How to complete this task:
Each record below should be returned word for word, with no pictures included.

Records from a collection:
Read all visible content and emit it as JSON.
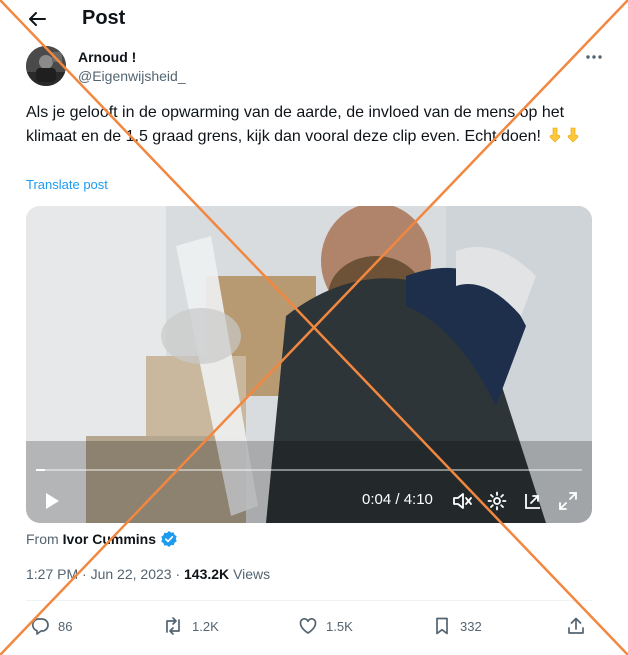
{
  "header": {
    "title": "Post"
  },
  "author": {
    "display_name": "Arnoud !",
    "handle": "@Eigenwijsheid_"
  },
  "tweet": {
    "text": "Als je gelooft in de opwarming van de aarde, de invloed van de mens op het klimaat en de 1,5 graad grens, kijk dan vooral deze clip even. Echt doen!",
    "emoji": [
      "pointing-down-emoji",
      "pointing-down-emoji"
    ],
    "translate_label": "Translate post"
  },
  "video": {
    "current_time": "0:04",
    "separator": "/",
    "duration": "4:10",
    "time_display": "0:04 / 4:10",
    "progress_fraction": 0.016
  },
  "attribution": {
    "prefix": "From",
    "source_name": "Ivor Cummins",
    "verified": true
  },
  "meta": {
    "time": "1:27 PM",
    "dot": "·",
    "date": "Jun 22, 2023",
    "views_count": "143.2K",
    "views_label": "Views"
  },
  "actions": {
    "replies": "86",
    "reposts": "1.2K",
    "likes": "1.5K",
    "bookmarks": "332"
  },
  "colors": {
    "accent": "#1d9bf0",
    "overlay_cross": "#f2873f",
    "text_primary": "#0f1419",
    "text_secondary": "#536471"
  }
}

Expected output:
Read all visible content and emit it as JSON.
{
  "header": {
    "title": "Post"
  },
  "author": {
    "display_name": "Arnoud !",
    "handle": "@Eigenwijsheid_"
  },
  "tweet": {
    "text": "Als je gelooft in de opwarming van de aarde, de invloed van de mens op het klimaat en de 1,5 graad grens, kijk dan vooral deze clip even. Echt doen!",
    "emoji": [
      "pointing-down-emoji",
      "pointing-down-emoji"
    ],
    "translate_label": "Translate post"
  },
  "video": {
    "current_time": "0:04",
    "separator": "/",
    "duration": "4:10",
    "time_display": "0:04 / 4:10",
    "progress_fraction": 0.016
  },
  "attribution": {
    "prefix": "From",
    "source_name": "Ivor Cummins",
    "verified": true
  },
  "meta": {
    "time": "1:27 PM",
    "dot": "·",
    "date": "Jun 22, 2023",
    "views_count": "143.2K",
    "views_label": "Views"
  },
  "actions": {
    "replies": "86",
    "reposts": "1.2K",
    "likes": "1.5K",
    "bookmarks": "332"
  },
  "colors": {
    "accent": "#1d9bf0",
    "overlay_cross": "#f2873f",
    "text_primary": "#0f1419",
    "text_secondary": "#536471"
  }
}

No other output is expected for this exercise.